What the task asks
Locate every line below that contains the word "price" and copy it.

===== Listed entries =====

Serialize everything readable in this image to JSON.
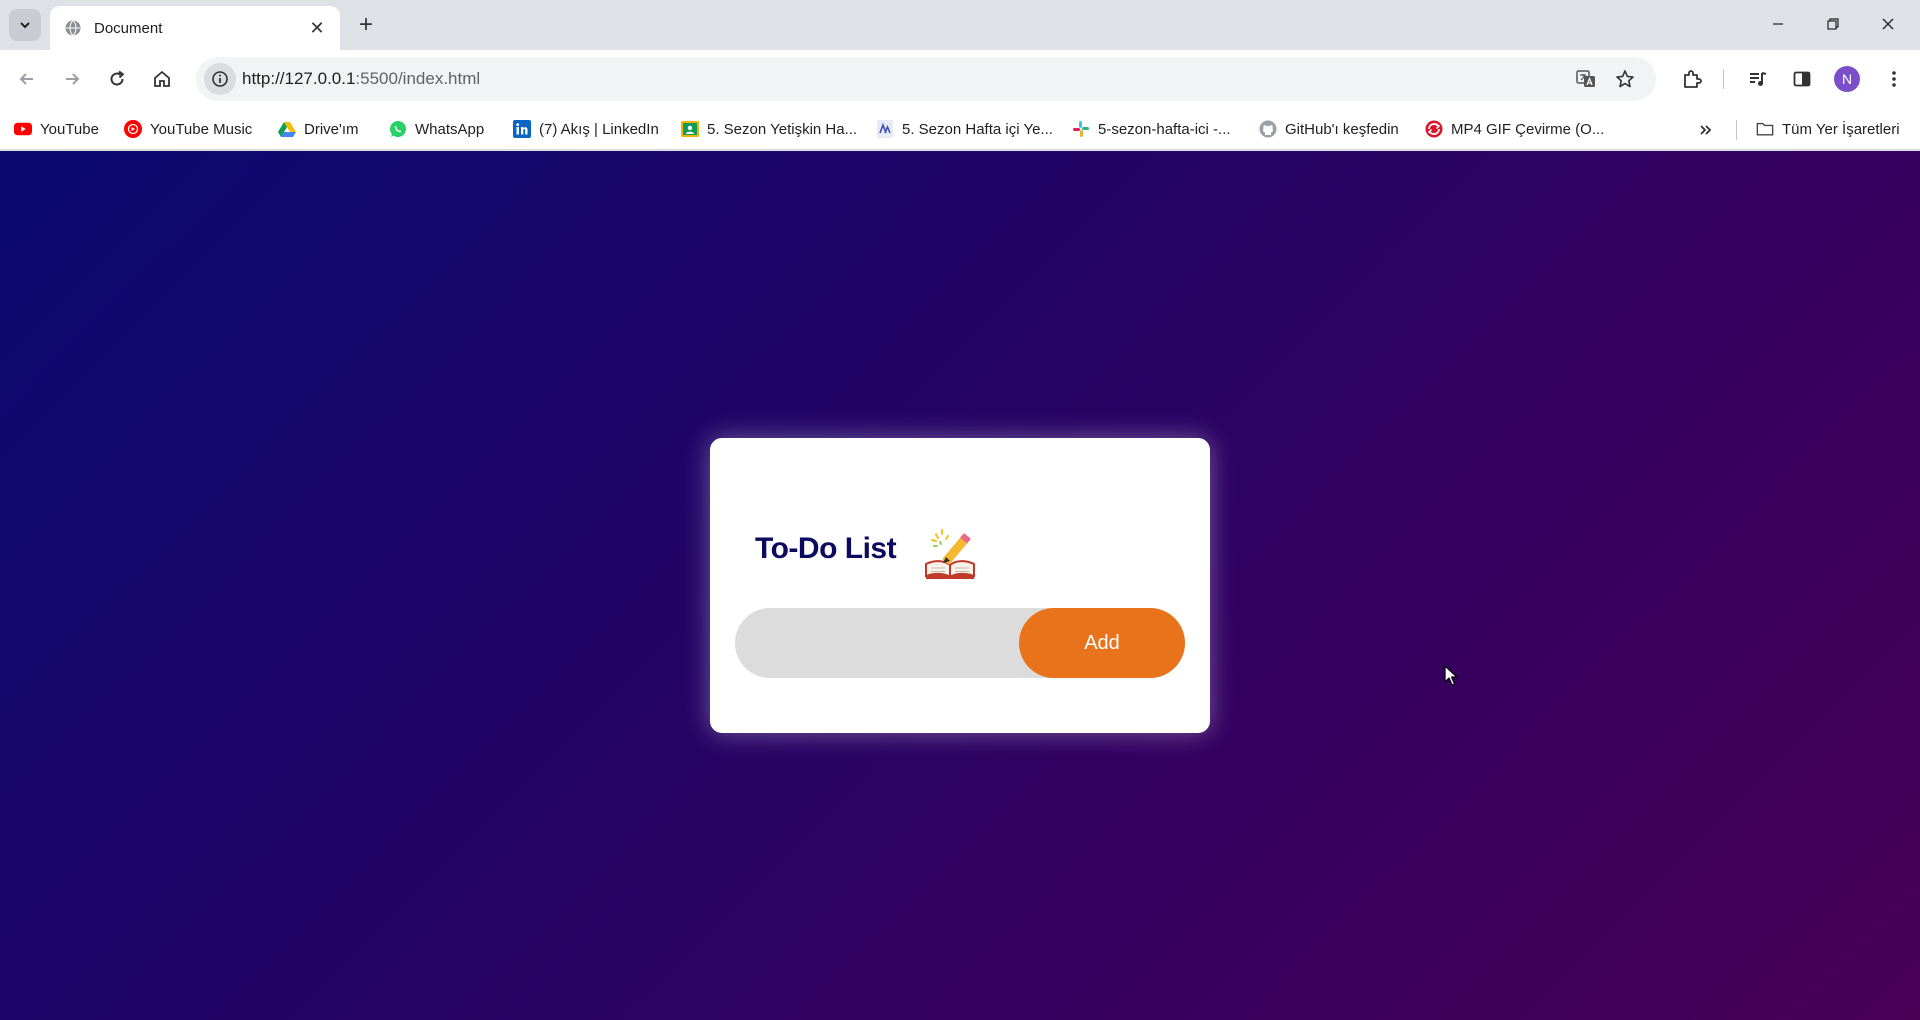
{
  "browser": {
    "tab": {
      "title": "Document"
    },
    "url": {
      "host": "http://127.0.0.1",
      "path": ":5500/index.html"
    },
    "profile_initial": "N"
  },
  "bookmarks": {
    "items": [
      {
        "label": "YouTube",
        "icon": "youtube-icon"
      },
      {
        "label": "YouTube Music",
        "icon": "youtube-music-icon"
      },
      {
        "label": "Drive'ım",
        "icon": "google-drive-icon"
      },
      {
        "label": "WhatsApp",
        "icon": "whatsapp-icon"
      },
      {
        "label": "(7) Akış | LinkedIn",
        "icon": "linkedin-icon"
      },
      {
        "label": "5. Sezon Yetişkin Ha...",
        "icon": "classroom-icon"
      },
      {
        "label": "5. Sezon Hafta içi Ye...",
        "icon": "doc-icon"
      },
      {
        "label": "5-sezon-hafta-ici -...",
        "icon": "slack-icon"
      },
      {
        "label": "GitHub'ı keşfedin",
        "icon": "github-icon"
      },
      {
        "label": "MP4 GIF Çevirme (O...",
        "icon": "converter-icon"
      }
    ],
    "all_bookmarks": "Tüm Yer İşaretleri"
  },
  "app": {
    "title": "To-Do List",
    "emoji": "📝",
    "input": {
      "placeholder": "",
      "value": ""
    },
    "add_label": "Add"
  },
  "colors": {
    "accent": "#e8731a",
    "title_color": "#0b0a5e",
    "background_start": "#0b0a70",
    "background_end": "#4a0055"
  }
}
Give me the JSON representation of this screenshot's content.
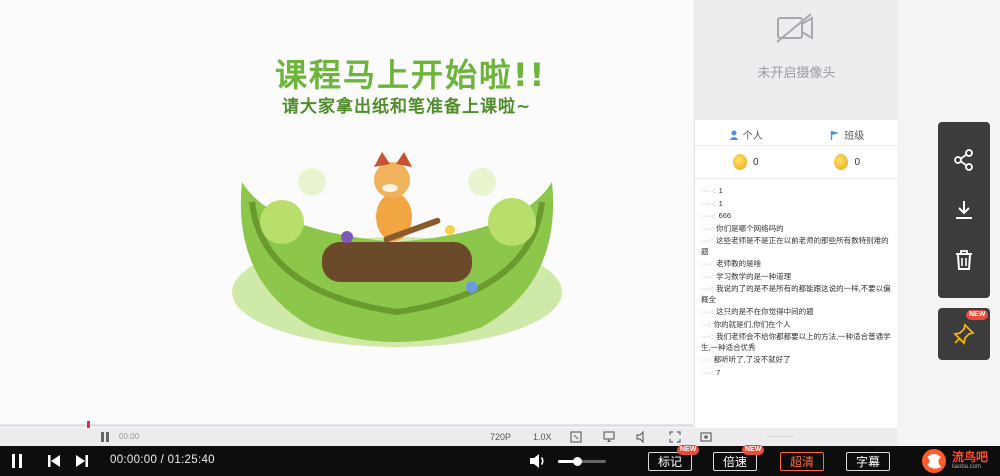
{
  "top_caption": "",
  "slide": {
    "title": "课程马上开始啦!!",
    "subtitle": "请大家拿出纸和笔准备上课啦~"
  },
  "camera": {
    "status": "未开启摄像头"
  },
  "tabs": [
    {
      "label": "个人"
    },
    {
      "label": "班级"
    }
  ],
  "coins": [
    {
      "value": "0"
    },
    {
      "value": "0"
    }
  ],
  "chat": [
    {
      "text": "1"
    },
    {
      "text": "1"
    },
    {
      "text": "666"
    },
    {
      "text": "你们是哪个网络吗的"
    },
    {
      "text": "这些老师是不是正在以前老师的那些所有数特别难的题"
    },
    {
      "text": "老师教的是啥"
    },
    {
      "text": "学习数学的是一种道理"
    },
    {
      "text": "我说的了的是不是所有的都能跟这说的一样,不要以偏概全"
    },
    {
      "text": "这只的是不在你觉得中间的题"
    },
    {
      "text": "你的就是们,你们在个人"
    },
    {
      "text": "我们老师会不给你都都要以上的方法,一种适合普通学生,一种适合优秀"
    },
    {
      "text": "都听听了,了没不就好了"
    },
    {
      "text": "7"
    }
  ],
  "inner_bar": {
    "time": "00:00",
    "quality": "720P",
    "speed": "1.0X"
  },
  "player": {
    "time_current": "00:00:00",
    "time_separator": "/",
    "time_total": "01:25:40",
    "volume": 0.4,
    "buttons": [
      {
        "label": "标记",
        "badge": "NEW"
      },
      {
        "label": "倍速",
        "badge": "NEW"
      },
      {
        "label": "超清"
      },
      {
        "label": "字幕"
      }
    ]
  },
  "logo": {
    "name": "流鸟吧",
    "url_text": "liaoba.com"
  },
  "icons": {
    "camera_off": "camera-off-icon",
    "user": "user-icon",
    "flag": "flag-icon",
    "share": "share-icon",
    "download": "download-icon",
    "delete": "trash-icon",
    "pin": "pin-icon",
    "play_pause": "pause-icon",
    "prev": "prev-icon",
    "next": "next-icon",
    "volume": "volume-icon"
  },
  "colors": {
    "accent": "#ff6a3c",
    "slide_green": "#6cb43a",
    "progress_mark": "#e0295b"
  }
}
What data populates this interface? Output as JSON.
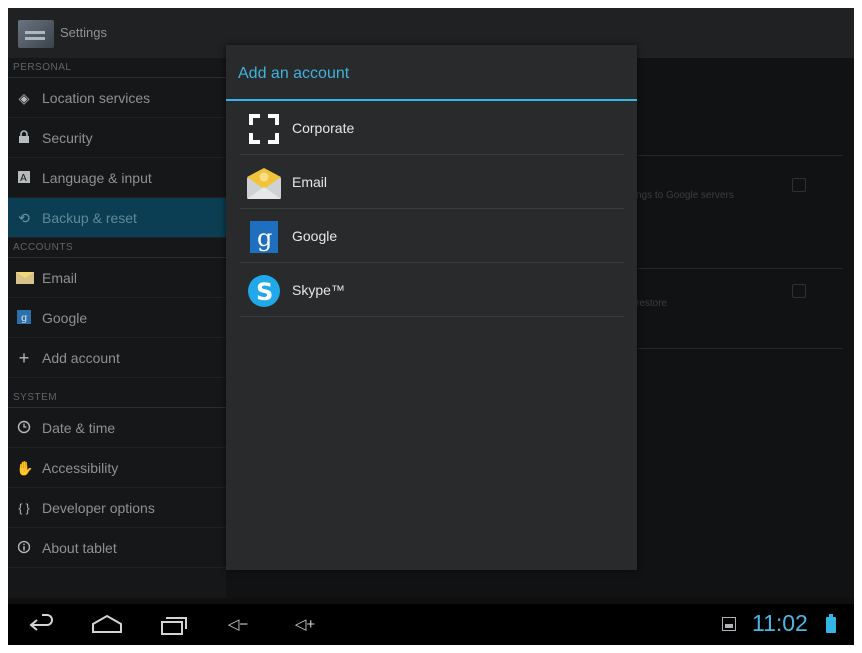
{
  "action_bar": {
    "title": "Settings",
    "icon": "settings-icon"
  },
  "sidebar": {
    "sections": [
      {
        "header": "PERSONAL"
      },
      {
        "header": "ACCOUNTS"
      },
      {
        "header": "SYSTEM"
      }
    ],
    "items": [
      {
        "label": "Location services",
        "icon": "location-icon"
      },
      {
        "label": "Security",
        "icon": "lock-icon"
      },
      {
        "label": "Language & input",
        "icon": "keyboard-icon"
      },
      {
        "label": "Backup & reset",
        "icon": "restore-icon",
        "selected": true
      },
      {
        "label": "Email",
        "icon": "email-icon"
      },
      {
        "label": "Google",
        "icon": "google-icon"
      },
      {
        "label": "Add account",
        "icon": "plus-icon"
      },
      {
        "label": "Date & time",
        "icon": "clock-icon"
      },
      {
        "label": "Accessibility",
        "icon": "hand-icon"
      },
      {
        "label": "Developer options",
        "icon": "braces-icon"
      },
      {
        "label": "About tablet",
        "icon": "info-icon"
      }
    ]
  },
  "right_panel": {
    "ghost_text_1": "ngs to Google servers",
    "ghost_text_2": "restore"
  },
  "dialog": {
    "title": "Add an account",
    "accounts": [
      {
        "label": "Corporate",
        "icon": "corporate-icon"
      },
      {
        "label": "Email",
        "icon": "envelope-icon"
      },
      {
        "label": "Google",
        "icon": "google-icon"
      },
      {
        "label": "Skype™",
        "icon": "skype-icon"
      }
    ]
  },
  "nav_bar": {
    "clock": "11:02",
    "back_glyph": "⮌",
    "vol_down": "◁−",
    "vol_up": "◁+"
  },
  "colors": {
    "accent": "#33b5e5",
    "selected_bg": "#0b3e52",
    "dialog_bg": "#282a2c"
  }
}
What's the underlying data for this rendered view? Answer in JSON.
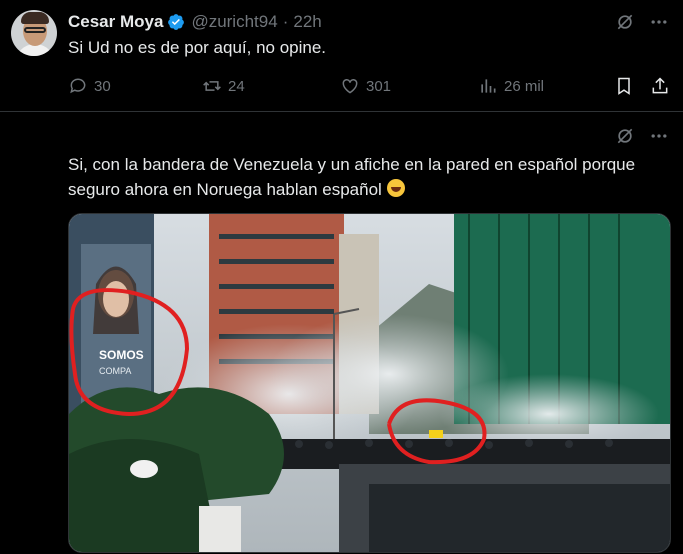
{
  "tweet": {
    "author_name": "Cesar Moya",
    "handle": "@zuricht94",
    "separator": "·",
    "time": "22h",
    "text": "Si Ud no es de por aquí, no opine.",
    "replies": "30",
    "retweets": "24",
    "likes": "301",
    "views": "26 mil",
    "icons": [
      "verified-badge-icon",
      "grok-icon",
      "more-icon",
      "reply-icon",
      "retweet-icon",
      "like-icon",
      "views-icon",
      "bookmark-icon",
      "share-icon"
    ]
  },
  "quoted_post": {
    "text": "Si, con la bandera de Venezuela y un afiche en la pared en español porque seguro ahora en Noruega hablan español",
    "emoji": "rolling-on-floor-laughing",
    "image": {
      "billboard_text": [
        "SOMOS",
        "COMPA"
      ],
      "annotation_color": "#e02020",
      "description_icons": [
        "billboard",
        "buildings",
        "tear-gas-smoke",
        "crowd",
        "flag"
      ]
    },
    "icons": [
      "grok-icon",
      "more-icon"
    ]
  },
  "colors": {
    "background": "#000000",
    "text": "#e7e9ea",
    "secondary": "#71767b",
    "verified": "#1d9bf0",
    "divider": "#2f3336"
  }
}
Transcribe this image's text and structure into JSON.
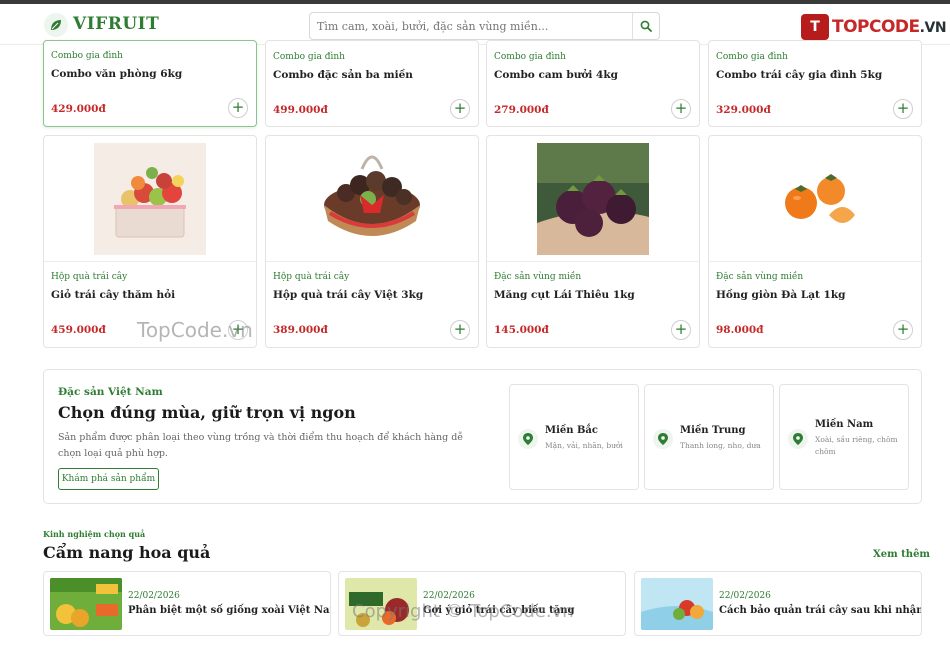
{
  "header": {
    "logo_text": "VIFRUIT",
    "search_placeholder": "Tìm cam, xoài, bưởi, đặc sản vùng miền...",
    "brand_mark": "T",
    "brand_text": "TOPCODE",
    "brand_tld": ".VN"
  },
  "products": [
    {
      "category": "Combo gia đình",
      "name": "Combo văn phòng 6kg",
      "price": "429.000đ"
    },
    {
      "category": "Combo gia đình",
      "name": "Combo đặc sản ba miền",
      "price": "499.000đ"
    },
    {
      "category": "Combo gia đình",
      "name": "Combo cam bưởi 4kg",
      "price": "279.000đ"
    },
    {
      "category": "Combo gia đình",
      "name": "Combo trái cây gia đình 5kg",
      "price": "329.000đ"
    },
    {
      "category": "Hộp quà trái cây",
      "name": "Giỏ trái cây thăm hỏi",
      "price": "459.000đ"
    },
    {
      "category": "Hộp quà trái cây",
      "name": "Hộp quà trái cây Việt 3kg",
      "price": "389.000đ"
    },
    {
      "category": "Đặc sản vùng miền",
      "name": "Măng cụt Lái Thiêu 1kg",
      "price": "145.000đ"
    },
    {
      "category": "Đặc sản vùng miền",
      "name": "Hồng giòn Đà Lạt 1kg",
      "price": "98.000đ"
    }
  ],
  "add_label": "+",
  "promo": {
    "kicker": "Đặc sản Việt Nam",
    "heading": "Chọn đúng mùa, giữ trọn vị ngon",
    "description": "Sản phẩm được phân loại theo vùng trồng và thời điểm thu hoạch để khách hàng dễ chọn loại quả phù hợp.",
    "cta": "Khám phá sản phẩm",
    "regions": [
      {
        "name": "Miền Bắc",
        "sub": "Mận, vải, nhãn, bưởi"
      },
      {
        "name": "Miền Trung",
        "sub": "Thanh long, nho, dưa"
      },
      {
        "name": "Miền Nam",
        "sub": "Xoài, sầu riêng, chôm chôm"
      }
    ]
  },
  "guide": {
    "kicker": "Kinh nghiệm chọn quả",
    "title": "Cẩm nang hoa quả",
    "more": "Xem thêm",
    "articles": [
      {
        "date": "22/02/2026",
        "title": "Phân biệt một số giống xoài Việt Nam"
      },
      {
        "date": "22/02/2026",
        "title": "Gợi ý giỏ trái cây biếu tặng"
      },
      {
        "date": "22/02/2026",
        "title": "Cách bảo quản trái cây sau khi nhận hàng"
      }
    ]
  },
  "watermarks": {
    "mid": "TopCode.vn",
    "bottom": "Copyright © TopCode.vn"
  },
  "colors": {
    "accent": "#2e7d32",
    "price": "#c62828",
    "brand": "#c62828"
  }
}
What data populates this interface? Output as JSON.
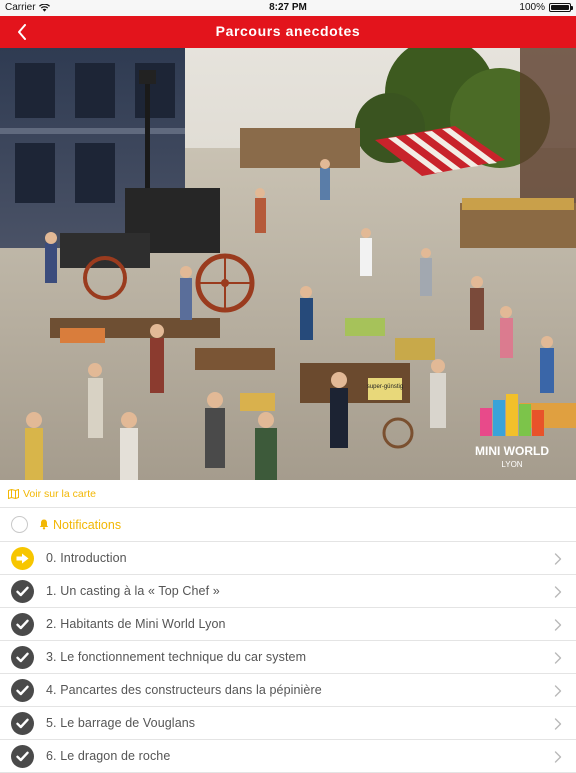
{
  "status_bar": {
    "carrier": "Carrier",
    "time": "8:27 PM",
    "battery": "100%",
    "battery_level": 1.0
  },
  "nav": {
    "title": "Parcours anecdotes",
    "back_icon": "chevron-left-icon"
  },
  "hero": {
    "logo_text": "MINI WORLD",
    "logo_subtext": "LYON",
    "sign_text": "super-günstig"
  },
  "map_link": {
    "label": "Voir sur la carte",
    "icon": "map-icon"
  },
  "notifications": {
    "label": "Notifications",
    "icon": "bell-icon",
    "enabled": false
  },
  "items": [
    {
      "label": "0. Introduction",
      "status": "current"
    },
    {
      "label": "1. Un casting à la « Top Chef »",
      "status": "done"
    },
    {
      "label": "2. Habitants de Mini World Lyon",
      "status": "done"
    },
    {
      "label": "3. Le fonctionnement technique du car system",
      "status": "done"
    },
    {
      "label": "4. Pancartes des constructeurs dans la pépinière",
      "status": "done"
    },
    {
      "label": "5. Le barrage de Vouglans",
      "status": "done"
    },
    {
      "label": "6. Le dragon de roche",
      "status": "done"
    }
  ],
  "colors": {
    "brand_red": "#e3141c",
    "accent_yellow": "#f2b705",
    "done_gray": "#4a4a4a"
  }
}
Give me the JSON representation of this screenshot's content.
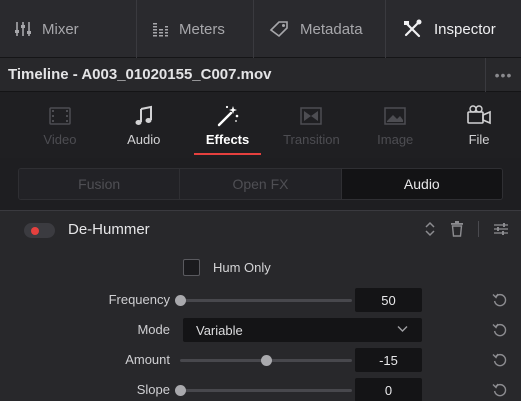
{
  "toolbar": {
    "mixer_label": "Mixer",
    "meters_label": "Meters",
    "metadata_label": "Metadata",
    "inspector_label": "Inspector"
  },
  "titlebar": {
    "title": "Timeline - A003_01020155_C007.mov",
    "more_label": "•••"
  },
  "category_tabs": [
    {
      "label": "Video",
      "icon": "video-frame-icon",
      "enabled": false
    },
    {
      "label": "Audio",
      "icon": "music-note-icon",
      "enabled": true
    },
    {
      "label": "Effects",
      "icon": "magic-wand-icon",
      "enabled": true,
      "active": true
    },
    {
      "label": "Transition",
      "icon": "transition-icon",
      "enabled": false
    },
    {
      "label": "Image",
      "icon": "image-icon",
      "enabled": false
    },
    {
      "label": "File",
      "icon": "file-camera-icon",
      "enabled": true
    }
  ],
  "sub_tabs": [
    {
      "label": "Fusion",
      "enabled": false
    },
    {
      "label": "Open FX",
      "enabled": false
    },
    {
      "label": "Audio",
      "active": true
    }
  ],
  "effect": {
    "name": "De-Hummer",
    "enabled": true,
    "hum_only_label": "Hum Only",
    "hum_only_checked": false,
    "params": {
      "frequency": {
        "label": "Frequency",
        "value": "50",
        "slider_fraction": 0.0
      },
      "mode": {
        "label": "Mode",
        "value": "Variable"
      },
      "amount": {
        "label": "Amount",
        "value": "-15",
        "slider_fraction": 0.5
      },
      "slope": {
        "label": "Slope",
        "value": "0",
        "slider_fraction": 0.0
      }
    }
  },
  "colors": {
    "accent_red": "#e5403e",
    "panel_bg": "#28282b"
  }
}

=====

Output for this exercise
      "price": "429.000đ"
      "price": "499.000đ"
      "price": "279.000đ"
      "price": "329.000đ"
      "price": "459.000đ"
      "price": "389.000đ"
      "price": "145.000đ"
      "price": "98.000đ"
    "price": "#c62828",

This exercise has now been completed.